What is required –
Look through the listing below, and wherever a line has the string "this", pull it out.
((
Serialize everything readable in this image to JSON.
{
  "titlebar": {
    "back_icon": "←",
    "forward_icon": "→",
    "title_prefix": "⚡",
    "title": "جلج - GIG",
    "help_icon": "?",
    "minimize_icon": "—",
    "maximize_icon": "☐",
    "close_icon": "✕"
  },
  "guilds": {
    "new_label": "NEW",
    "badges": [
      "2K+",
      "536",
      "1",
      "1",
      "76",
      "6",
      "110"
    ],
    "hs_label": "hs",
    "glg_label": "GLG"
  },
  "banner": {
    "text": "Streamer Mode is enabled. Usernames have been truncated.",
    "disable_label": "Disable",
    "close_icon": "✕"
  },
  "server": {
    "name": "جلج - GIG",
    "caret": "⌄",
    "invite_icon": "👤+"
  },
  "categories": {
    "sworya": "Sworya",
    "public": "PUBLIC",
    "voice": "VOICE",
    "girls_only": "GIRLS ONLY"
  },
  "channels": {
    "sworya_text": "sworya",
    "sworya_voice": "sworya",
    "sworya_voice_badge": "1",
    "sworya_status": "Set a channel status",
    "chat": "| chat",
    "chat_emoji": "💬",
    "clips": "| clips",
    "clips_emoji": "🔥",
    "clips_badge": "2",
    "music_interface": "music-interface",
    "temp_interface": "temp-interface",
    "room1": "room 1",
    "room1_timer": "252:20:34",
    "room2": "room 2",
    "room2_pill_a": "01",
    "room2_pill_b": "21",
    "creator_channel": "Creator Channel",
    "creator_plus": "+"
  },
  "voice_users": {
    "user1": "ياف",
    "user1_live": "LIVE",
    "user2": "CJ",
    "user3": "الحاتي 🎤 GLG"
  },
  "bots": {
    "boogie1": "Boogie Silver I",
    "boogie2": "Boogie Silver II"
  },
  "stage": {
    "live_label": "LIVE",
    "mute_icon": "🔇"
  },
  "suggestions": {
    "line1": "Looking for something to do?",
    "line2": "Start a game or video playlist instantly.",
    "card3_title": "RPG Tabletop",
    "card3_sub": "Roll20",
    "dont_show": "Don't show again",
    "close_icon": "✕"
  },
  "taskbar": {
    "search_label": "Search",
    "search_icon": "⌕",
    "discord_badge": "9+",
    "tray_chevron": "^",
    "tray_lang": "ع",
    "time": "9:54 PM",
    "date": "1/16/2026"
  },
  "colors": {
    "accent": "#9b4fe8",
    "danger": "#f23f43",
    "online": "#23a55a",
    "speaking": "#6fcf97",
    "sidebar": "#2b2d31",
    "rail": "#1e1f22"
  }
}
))
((
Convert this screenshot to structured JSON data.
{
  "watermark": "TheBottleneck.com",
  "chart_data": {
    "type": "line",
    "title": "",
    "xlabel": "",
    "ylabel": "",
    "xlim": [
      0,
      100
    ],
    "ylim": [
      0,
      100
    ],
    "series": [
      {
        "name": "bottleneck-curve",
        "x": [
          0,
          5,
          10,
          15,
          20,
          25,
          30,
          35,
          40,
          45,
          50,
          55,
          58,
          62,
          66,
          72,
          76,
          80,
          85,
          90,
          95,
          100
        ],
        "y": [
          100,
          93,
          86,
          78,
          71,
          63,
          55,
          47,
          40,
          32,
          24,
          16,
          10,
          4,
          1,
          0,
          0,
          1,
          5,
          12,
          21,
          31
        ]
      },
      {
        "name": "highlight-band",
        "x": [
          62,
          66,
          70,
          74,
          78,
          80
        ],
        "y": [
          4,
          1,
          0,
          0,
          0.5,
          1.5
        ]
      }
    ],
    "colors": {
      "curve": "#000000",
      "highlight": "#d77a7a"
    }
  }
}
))
Reply to the exercise –
Serialize everything readable in this image to JSON.
Convert this screenshot to structured JSON data.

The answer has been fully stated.